Here is a review of tech in 2016.
Cleantech, cloud, cybersecurity, fintech, mobile and 3D printing are all industries employing creative solutions to the difficulties they face. For some industries the path is smoother than others. When it comes to consumers, those who grew up with a mobile phone in their hand and wouldn’t recognize a world without the internet, are now in their spending years. The demand for technology products is only going to rise.
Here are the key takeaways, according to each industry.
We wrote about cleantech investing facts which highlighted one trend in particular; solar power was big news in 2016. Consumers became more aware of their energy consumption and switched to renewable sources. Manufacturers also produced more aesthetically pleasing options. According to the US Cleantech PwC report, “M&A activity increased this quarter,” with transactions numbering 17 and totalling $1.56 billion. Solar energy contributed $2 million in corporate M&A and around a quarter of VC deals were in solar. The largest disclosed transaction was NextEra Energy’s (NYSE:NEE) $218 million acquisition of a stake in Desert Sunlight’s solar project.
We wrote on ten top stocks in cloud security companies, that outlined the rise of the NASDAQ CTA Cybersecurity Index (INDEXNASDAQ:NQCYBR), which has performed positively this year. Year-to-date it has gained 11.94 percent with a year high in November of $953.33 per share. Gartner provides an overview of three common factors in cloud computing stocks: governance, environments and privacy. Successful companies have navigated firstly, cloud migration and secondly choosing the right kind of cloud, whether private, public or a hybrid. As well as this they have stayed secure to ensure their information is kept personal and protected.
The Internet Security Threat Report by Symantec states that email malware is a recurring, traditional trend. Malware is short for malicious software and is most commonly contagious when someone clicks on an email attachment. Emails are a major channel into our systems. Hillary Clinton’s presidency bid was blindsided by a hack. As a species we are susceptible to attack campaigns as we have been socially conditioned to open attachments with recognizable file extensions. The same companies have remained dominant in this landscape. Symantec (NASDAQ:SYMC) are up 16.9 percent year-to-date. Their Messaging Gateway blocks over 99 percent of spam.

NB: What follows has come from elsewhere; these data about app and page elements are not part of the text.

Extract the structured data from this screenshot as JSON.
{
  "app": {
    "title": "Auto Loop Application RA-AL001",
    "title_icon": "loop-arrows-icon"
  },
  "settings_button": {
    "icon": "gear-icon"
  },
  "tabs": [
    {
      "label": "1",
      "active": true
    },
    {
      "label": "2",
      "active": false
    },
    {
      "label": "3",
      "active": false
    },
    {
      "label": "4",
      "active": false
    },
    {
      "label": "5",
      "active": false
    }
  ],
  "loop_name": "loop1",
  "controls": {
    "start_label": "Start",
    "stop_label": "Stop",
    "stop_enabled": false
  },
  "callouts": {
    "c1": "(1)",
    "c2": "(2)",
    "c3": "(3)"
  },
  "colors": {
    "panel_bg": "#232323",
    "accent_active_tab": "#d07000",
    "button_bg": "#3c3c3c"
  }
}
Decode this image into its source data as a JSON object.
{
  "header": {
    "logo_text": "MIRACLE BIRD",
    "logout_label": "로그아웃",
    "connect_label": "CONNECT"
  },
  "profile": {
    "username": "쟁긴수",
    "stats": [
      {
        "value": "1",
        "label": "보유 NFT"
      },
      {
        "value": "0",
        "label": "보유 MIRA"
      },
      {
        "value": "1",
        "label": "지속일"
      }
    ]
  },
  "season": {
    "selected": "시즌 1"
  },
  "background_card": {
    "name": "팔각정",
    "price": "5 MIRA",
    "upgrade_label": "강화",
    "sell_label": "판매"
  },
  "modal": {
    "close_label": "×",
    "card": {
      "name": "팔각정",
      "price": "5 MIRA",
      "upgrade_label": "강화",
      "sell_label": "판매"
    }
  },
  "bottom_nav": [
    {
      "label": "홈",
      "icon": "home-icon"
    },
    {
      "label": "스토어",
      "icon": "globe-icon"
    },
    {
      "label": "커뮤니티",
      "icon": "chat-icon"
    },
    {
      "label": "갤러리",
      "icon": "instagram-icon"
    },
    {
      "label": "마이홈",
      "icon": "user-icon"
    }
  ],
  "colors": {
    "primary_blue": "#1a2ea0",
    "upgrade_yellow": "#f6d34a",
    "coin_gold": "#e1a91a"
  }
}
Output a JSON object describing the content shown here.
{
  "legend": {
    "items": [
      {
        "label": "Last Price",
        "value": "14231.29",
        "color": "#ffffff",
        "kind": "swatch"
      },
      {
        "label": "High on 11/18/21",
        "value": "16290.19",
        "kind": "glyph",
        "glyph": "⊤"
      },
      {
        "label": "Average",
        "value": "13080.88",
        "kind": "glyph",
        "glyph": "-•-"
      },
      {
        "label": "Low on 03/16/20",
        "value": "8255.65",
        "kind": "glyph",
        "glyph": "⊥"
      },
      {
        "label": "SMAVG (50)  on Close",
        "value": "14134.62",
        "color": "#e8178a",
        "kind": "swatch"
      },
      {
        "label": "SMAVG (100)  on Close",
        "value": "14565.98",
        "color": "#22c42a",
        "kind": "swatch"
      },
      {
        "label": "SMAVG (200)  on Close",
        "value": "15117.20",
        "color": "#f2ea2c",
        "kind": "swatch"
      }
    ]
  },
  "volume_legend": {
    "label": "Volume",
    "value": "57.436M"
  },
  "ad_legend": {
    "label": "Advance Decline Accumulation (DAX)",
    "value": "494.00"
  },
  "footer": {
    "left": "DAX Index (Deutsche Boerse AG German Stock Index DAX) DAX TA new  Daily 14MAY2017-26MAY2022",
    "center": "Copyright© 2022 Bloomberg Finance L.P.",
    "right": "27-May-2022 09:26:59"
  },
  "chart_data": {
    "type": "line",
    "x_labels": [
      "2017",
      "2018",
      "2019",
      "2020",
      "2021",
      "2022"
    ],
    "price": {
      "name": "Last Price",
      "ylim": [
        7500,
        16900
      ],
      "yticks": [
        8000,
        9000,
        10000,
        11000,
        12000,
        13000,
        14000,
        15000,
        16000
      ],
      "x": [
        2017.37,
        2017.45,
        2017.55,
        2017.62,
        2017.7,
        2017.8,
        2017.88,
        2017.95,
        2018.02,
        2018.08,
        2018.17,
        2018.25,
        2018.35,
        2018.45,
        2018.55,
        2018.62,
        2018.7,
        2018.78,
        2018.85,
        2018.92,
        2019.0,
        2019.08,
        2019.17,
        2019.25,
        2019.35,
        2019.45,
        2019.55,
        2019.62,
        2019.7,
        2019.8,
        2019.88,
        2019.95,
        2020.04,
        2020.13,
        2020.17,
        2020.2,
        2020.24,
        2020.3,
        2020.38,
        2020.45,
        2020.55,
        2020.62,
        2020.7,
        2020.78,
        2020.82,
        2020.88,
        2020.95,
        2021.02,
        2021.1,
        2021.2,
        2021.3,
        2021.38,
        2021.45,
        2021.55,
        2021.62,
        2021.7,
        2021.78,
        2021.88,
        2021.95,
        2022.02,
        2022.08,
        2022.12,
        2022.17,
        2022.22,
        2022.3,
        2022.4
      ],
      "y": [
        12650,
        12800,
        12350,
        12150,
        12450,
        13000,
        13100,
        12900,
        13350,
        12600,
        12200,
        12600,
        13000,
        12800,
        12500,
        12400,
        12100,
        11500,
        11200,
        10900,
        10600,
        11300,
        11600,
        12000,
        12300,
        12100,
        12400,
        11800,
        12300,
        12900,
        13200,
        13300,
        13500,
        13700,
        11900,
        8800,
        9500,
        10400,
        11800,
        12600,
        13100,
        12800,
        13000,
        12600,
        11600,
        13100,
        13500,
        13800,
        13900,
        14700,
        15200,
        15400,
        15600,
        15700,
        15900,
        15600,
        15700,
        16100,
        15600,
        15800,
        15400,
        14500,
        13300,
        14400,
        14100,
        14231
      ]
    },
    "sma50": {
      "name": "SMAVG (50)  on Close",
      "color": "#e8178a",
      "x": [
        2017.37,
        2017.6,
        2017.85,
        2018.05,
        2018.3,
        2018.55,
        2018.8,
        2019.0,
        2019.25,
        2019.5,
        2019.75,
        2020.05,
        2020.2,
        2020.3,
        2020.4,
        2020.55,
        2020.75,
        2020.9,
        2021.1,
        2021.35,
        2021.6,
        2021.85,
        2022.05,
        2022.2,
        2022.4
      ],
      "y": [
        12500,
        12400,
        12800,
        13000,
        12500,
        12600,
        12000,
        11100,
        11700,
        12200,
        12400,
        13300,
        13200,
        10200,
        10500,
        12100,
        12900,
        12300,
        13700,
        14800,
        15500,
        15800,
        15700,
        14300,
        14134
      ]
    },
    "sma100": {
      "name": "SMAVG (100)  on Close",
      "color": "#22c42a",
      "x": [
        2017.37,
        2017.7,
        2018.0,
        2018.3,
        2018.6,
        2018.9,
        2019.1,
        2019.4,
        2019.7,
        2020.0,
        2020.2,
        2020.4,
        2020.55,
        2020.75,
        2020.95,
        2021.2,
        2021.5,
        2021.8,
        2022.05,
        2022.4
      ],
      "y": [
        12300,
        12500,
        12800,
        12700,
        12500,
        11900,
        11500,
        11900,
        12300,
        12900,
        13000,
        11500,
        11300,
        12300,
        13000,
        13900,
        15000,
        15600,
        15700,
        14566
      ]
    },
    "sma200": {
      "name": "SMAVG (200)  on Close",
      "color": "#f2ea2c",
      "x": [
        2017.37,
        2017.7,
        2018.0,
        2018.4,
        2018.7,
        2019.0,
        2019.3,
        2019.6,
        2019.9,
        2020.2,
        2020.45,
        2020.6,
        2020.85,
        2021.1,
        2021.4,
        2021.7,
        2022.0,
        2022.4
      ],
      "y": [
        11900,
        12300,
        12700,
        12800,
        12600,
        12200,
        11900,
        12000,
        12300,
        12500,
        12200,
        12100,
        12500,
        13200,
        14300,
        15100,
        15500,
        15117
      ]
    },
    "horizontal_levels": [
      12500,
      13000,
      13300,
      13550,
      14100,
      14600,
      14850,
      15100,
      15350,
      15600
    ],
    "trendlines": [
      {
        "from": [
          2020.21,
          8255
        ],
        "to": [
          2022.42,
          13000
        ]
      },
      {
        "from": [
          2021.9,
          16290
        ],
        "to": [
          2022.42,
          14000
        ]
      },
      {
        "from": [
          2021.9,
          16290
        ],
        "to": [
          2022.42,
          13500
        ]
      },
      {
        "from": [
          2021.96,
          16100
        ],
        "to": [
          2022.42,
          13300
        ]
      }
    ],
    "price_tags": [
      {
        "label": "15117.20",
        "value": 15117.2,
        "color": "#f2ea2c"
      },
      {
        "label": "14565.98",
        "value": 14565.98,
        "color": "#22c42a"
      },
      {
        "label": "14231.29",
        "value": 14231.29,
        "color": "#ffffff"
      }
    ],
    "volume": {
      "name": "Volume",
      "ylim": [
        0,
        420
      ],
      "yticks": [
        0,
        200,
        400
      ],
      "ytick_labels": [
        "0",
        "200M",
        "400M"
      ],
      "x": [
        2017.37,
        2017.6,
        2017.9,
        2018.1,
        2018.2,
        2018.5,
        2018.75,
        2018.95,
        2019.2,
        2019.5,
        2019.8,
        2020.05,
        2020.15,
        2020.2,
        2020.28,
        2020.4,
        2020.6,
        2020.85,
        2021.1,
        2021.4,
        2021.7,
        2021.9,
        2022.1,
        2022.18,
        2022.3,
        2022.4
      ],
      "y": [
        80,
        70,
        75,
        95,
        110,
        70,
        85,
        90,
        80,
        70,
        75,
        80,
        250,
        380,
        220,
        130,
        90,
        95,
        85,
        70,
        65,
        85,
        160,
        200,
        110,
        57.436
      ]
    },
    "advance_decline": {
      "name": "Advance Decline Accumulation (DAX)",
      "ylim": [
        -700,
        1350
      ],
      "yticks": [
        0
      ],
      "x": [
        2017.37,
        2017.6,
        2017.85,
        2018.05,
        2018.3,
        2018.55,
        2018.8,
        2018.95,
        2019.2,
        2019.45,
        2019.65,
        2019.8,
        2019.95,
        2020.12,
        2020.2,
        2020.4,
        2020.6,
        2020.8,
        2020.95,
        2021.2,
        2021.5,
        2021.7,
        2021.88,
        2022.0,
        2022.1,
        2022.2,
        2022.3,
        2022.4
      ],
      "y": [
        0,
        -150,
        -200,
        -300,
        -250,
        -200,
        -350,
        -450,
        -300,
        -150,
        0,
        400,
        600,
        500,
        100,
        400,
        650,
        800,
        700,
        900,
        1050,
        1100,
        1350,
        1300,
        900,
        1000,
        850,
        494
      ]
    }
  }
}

In an unexpected development, Initial Coin Offerings (ICOs), similar to IPOs but for digital currencies, have seen more than $150 million raised in a single crowdfunding initiative. Kevin Hobbs of the Vanbex Group says, “ICOs are certainly being seen as a more viable fundraising strategy than ever before.” Participating in a crowdfund has become the best way to invest in the blockchain sphere. Conventional angel investors and venture capitalists are beginning to take note. However this could go one of two ways; either an ICO might be clamped down on, like Kickstarter campaigns, or could flourish under US regulator SEC.
Mobile applications are being utilized most effectively in the money remittance space, especially to and from developing countries. With DigitalX’s (ASX:DCC) Latin American partner Telefonica (BME:TEF), they have created a remittances network from the US and Canada to countries from Argentina through to Uruguay, with blockchain-based money transfer app AirPocket. This taps into both the large Latin American migrant workforce looking to send money home and the 65 percent of Latin Americans who say they are keen to make more transactions on their mobiles, according to an eMarketer survey. This was the highest percentage of all regions surveyed.
As reported in October, 3D printing has applications in the healthcare sector. The year that Citi analysts cited concerns about overstated market value, medical devices provided a safety net for 3D printing companies, guaranteeing audiences for their products. Market leader 3D Systems (NYSE:DDD) 3D printed anatomical models for students of medicine and surgical planning. Both Graphene 3D Lab’s Elena Polyakova and Nano Dimension’s Simon Fried recommend Carbon3D, whose CLIP technology has allowed for highly customizable medical devices, made in mere minutes. In January medical giant Johnson & Johnson (NYSE:JNJ) announced a partnership with Carbon3D to produce custom surgical devices.
Don’t forget to follow us @INN_Technology for real-time news updates!
Securities Disclosure: I, Emma Harwood, hold no direct investment interest in any company mentioned in this article.